WORK TO BE COMPLETED >> Report how many lines in the records that follow have the word "hasTopping" in them, giving the number and nothing more.

INPUT MATERIAL >>
──────────

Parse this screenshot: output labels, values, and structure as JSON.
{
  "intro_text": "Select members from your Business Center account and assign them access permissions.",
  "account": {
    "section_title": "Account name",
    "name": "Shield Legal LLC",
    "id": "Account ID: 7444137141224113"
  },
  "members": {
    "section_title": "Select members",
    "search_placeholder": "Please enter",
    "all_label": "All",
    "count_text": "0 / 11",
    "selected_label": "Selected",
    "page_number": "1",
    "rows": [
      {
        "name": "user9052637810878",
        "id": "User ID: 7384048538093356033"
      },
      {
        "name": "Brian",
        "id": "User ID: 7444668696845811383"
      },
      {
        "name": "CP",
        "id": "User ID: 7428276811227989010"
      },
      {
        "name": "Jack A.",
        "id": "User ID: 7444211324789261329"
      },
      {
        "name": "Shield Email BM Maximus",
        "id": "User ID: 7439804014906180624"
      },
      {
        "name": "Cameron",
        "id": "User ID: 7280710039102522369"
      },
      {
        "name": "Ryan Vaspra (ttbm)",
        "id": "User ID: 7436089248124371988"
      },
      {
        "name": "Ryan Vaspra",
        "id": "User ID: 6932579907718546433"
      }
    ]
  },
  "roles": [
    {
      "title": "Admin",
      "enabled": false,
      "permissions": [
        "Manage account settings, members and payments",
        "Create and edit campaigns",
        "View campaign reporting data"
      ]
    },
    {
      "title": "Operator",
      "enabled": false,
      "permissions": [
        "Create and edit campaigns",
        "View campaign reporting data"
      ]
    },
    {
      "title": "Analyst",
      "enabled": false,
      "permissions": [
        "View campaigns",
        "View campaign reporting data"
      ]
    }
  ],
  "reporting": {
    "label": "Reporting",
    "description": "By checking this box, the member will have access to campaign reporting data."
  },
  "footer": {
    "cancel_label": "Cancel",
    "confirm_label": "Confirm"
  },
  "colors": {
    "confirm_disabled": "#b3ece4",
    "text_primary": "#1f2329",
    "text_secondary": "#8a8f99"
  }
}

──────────

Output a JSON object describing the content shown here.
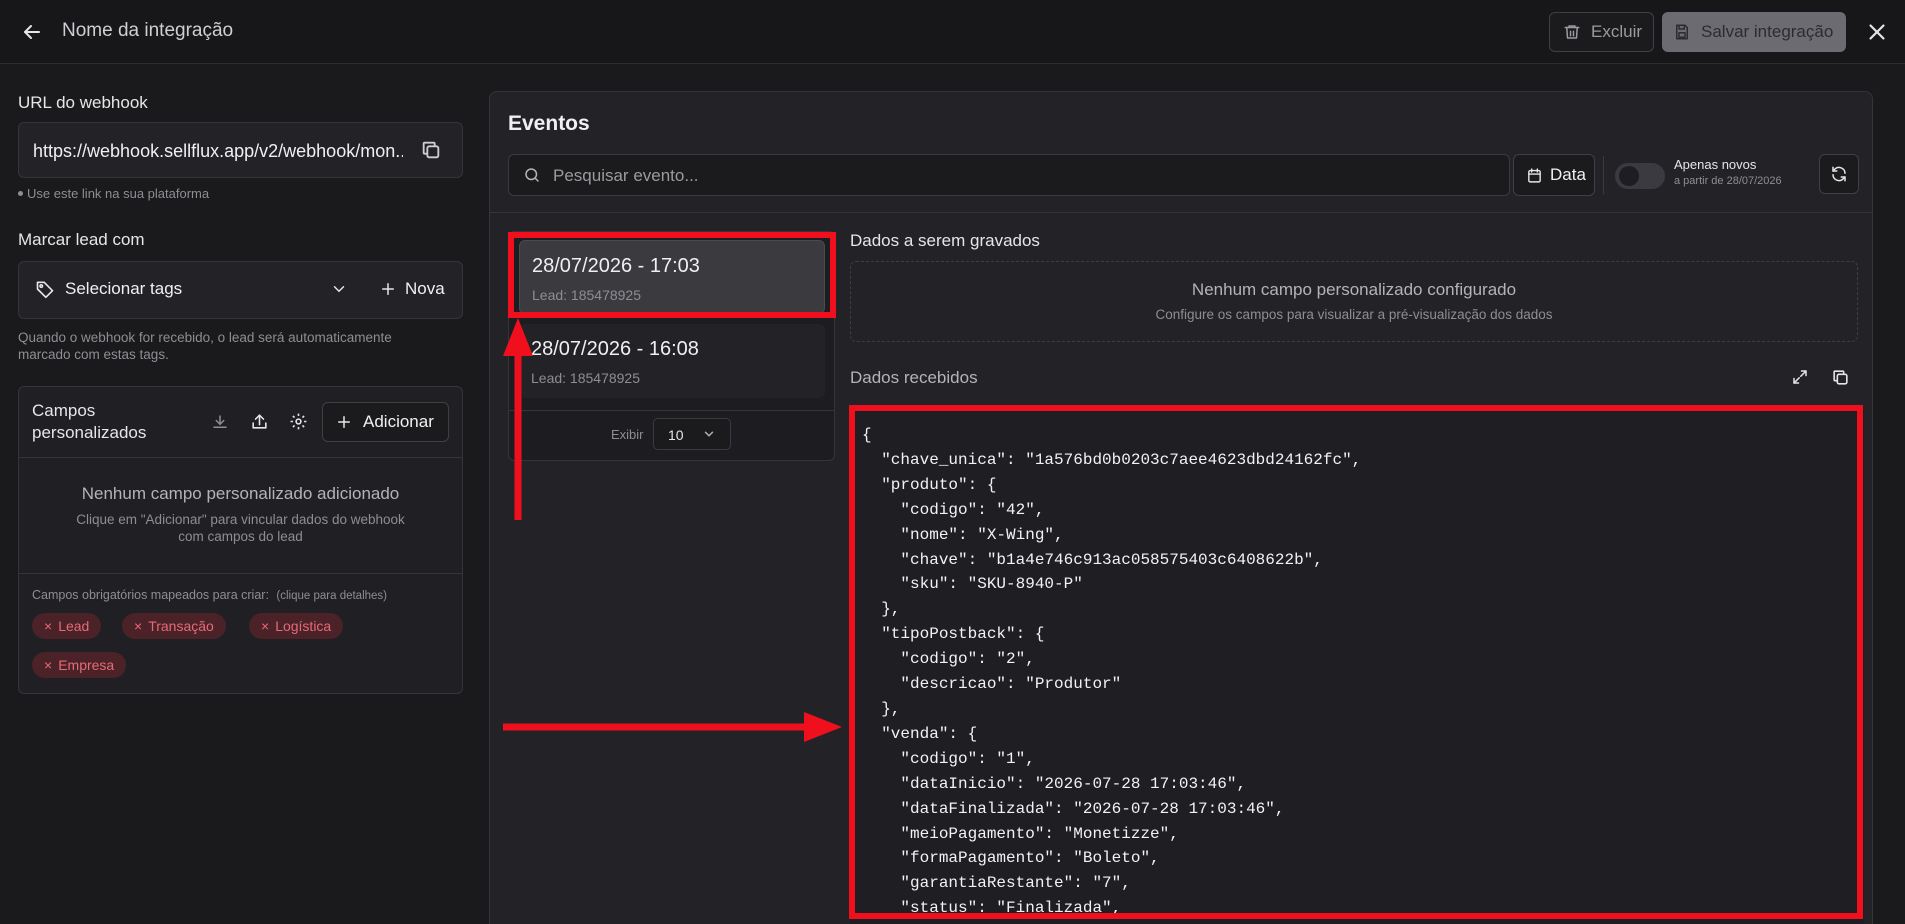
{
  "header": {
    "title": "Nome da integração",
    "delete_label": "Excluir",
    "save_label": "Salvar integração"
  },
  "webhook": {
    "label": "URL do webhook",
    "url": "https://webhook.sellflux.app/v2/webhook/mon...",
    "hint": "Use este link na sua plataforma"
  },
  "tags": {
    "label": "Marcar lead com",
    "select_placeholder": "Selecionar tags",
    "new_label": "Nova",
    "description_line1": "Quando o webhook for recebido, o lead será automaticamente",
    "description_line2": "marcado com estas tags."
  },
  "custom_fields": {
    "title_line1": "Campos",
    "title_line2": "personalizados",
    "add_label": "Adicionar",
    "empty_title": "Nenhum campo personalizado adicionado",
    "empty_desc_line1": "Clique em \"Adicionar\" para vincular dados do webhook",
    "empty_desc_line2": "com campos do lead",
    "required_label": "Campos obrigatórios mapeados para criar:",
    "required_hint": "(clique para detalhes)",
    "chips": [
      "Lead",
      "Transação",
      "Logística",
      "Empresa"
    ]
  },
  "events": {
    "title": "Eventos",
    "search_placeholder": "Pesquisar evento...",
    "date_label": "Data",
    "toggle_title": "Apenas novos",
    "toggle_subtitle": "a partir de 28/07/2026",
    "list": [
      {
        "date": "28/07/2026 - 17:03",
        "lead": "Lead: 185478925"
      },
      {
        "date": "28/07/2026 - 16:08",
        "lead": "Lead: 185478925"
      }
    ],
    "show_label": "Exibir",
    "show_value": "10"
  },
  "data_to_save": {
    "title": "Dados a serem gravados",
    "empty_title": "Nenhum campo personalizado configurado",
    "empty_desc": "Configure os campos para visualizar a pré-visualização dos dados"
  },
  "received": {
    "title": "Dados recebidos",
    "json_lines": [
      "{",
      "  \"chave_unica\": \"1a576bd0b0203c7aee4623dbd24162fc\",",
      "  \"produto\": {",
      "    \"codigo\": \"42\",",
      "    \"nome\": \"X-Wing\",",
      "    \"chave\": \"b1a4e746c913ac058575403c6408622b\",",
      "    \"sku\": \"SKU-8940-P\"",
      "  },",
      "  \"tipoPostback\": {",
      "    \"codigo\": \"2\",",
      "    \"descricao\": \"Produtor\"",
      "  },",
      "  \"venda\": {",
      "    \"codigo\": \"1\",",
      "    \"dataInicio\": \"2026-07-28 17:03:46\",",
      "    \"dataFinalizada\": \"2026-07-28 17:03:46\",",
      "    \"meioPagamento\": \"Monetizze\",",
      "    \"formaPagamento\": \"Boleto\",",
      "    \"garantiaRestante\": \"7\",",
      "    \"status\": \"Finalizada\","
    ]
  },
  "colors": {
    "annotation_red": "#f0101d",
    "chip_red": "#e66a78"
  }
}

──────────

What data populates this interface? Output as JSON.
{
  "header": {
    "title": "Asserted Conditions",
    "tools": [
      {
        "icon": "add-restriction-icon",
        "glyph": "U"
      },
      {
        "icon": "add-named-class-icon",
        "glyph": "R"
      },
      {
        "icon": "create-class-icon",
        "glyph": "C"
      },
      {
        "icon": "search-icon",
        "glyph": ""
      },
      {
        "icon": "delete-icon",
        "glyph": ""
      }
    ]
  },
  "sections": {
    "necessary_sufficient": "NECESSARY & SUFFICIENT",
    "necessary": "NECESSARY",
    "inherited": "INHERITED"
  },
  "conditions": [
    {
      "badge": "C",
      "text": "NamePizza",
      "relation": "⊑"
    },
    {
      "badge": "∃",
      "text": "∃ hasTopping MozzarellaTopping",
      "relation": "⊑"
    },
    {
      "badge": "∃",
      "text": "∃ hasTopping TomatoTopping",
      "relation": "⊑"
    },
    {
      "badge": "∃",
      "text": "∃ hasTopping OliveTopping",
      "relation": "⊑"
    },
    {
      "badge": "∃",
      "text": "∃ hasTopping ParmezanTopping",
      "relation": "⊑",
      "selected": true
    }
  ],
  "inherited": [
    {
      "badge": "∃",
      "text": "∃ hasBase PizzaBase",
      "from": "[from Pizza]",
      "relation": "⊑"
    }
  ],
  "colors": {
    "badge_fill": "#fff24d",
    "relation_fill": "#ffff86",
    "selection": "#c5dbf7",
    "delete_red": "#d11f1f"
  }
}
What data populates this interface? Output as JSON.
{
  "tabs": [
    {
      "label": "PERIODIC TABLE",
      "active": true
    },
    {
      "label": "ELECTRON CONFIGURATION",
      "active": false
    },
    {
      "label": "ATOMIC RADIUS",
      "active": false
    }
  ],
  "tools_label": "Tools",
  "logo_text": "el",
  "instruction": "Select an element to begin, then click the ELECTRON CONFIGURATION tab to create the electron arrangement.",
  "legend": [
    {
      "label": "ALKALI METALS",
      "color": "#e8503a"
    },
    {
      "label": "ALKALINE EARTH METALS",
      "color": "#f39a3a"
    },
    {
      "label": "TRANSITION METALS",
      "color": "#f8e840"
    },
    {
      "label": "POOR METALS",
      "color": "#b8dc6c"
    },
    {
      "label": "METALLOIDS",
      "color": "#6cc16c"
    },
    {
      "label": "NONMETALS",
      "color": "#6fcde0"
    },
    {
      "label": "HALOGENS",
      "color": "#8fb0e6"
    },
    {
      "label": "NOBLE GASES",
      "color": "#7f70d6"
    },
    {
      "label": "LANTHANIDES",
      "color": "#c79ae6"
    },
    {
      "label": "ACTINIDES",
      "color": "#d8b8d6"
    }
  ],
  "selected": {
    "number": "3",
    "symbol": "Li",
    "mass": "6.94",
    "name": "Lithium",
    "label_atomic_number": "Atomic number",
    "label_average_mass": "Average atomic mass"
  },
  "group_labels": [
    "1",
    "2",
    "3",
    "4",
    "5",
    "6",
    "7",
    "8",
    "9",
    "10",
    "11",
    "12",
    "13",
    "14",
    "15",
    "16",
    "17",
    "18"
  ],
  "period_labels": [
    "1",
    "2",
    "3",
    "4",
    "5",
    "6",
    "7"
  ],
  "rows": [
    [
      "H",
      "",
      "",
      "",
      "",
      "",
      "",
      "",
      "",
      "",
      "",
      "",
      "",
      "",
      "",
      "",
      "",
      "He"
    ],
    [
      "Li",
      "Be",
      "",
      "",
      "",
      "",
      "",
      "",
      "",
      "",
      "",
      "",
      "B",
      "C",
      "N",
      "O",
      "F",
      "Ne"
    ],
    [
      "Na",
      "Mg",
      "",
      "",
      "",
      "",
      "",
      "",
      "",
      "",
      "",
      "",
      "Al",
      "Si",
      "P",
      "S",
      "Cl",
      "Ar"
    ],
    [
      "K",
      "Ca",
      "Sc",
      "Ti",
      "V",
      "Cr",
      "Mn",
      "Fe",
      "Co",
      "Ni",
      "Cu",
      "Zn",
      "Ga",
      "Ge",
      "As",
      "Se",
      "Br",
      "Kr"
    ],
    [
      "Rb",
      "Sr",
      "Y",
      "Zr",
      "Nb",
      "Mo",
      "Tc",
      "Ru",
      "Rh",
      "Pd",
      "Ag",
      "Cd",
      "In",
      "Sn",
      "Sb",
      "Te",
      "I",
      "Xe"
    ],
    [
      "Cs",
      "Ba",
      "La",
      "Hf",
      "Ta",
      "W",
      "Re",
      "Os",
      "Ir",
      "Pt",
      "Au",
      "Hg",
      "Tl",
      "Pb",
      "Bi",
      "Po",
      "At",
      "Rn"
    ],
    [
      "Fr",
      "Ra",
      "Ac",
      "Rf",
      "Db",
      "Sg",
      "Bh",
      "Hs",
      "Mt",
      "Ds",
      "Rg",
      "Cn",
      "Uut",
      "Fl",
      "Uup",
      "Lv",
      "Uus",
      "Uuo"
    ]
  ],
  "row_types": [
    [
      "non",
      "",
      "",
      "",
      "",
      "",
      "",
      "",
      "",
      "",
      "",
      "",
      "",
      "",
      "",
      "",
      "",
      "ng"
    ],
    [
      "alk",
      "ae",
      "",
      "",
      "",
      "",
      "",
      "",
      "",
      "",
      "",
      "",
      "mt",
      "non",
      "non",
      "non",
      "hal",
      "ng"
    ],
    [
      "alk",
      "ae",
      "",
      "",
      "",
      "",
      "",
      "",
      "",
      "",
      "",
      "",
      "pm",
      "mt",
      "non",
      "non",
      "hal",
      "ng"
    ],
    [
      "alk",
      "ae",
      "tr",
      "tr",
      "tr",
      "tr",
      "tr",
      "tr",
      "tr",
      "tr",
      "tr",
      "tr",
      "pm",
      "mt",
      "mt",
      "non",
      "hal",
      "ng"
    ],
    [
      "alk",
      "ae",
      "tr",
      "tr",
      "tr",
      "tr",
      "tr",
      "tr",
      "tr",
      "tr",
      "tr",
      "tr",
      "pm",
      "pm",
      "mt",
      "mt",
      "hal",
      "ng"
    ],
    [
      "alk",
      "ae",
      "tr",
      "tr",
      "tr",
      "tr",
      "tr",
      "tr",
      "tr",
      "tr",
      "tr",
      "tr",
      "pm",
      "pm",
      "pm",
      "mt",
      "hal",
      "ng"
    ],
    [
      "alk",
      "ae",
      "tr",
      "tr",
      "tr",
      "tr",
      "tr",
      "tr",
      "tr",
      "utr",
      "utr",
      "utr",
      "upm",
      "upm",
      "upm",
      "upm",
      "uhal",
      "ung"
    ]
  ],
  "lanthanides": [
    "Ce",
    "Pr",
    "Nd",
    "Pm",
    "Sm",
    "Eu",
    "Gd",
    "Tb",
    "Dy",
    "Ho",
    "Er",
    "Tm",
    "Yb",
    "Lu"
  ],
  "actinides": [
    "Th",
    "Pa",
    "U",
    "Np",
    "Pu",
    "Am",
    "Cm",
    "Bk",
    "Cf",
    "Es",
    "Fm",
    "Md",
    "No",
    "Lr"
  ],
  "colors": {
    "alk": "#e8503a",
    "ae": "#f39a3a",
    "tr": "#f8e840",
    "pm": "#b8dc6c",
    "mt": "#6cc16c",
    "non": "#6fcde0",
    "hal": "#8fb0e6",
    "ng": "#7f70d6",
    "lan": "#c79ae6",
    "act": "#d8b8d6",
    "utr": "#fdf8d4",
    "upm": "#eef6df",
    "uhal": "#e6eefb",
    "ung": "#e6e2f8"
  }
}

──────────

OUTPUT BELOW >> 4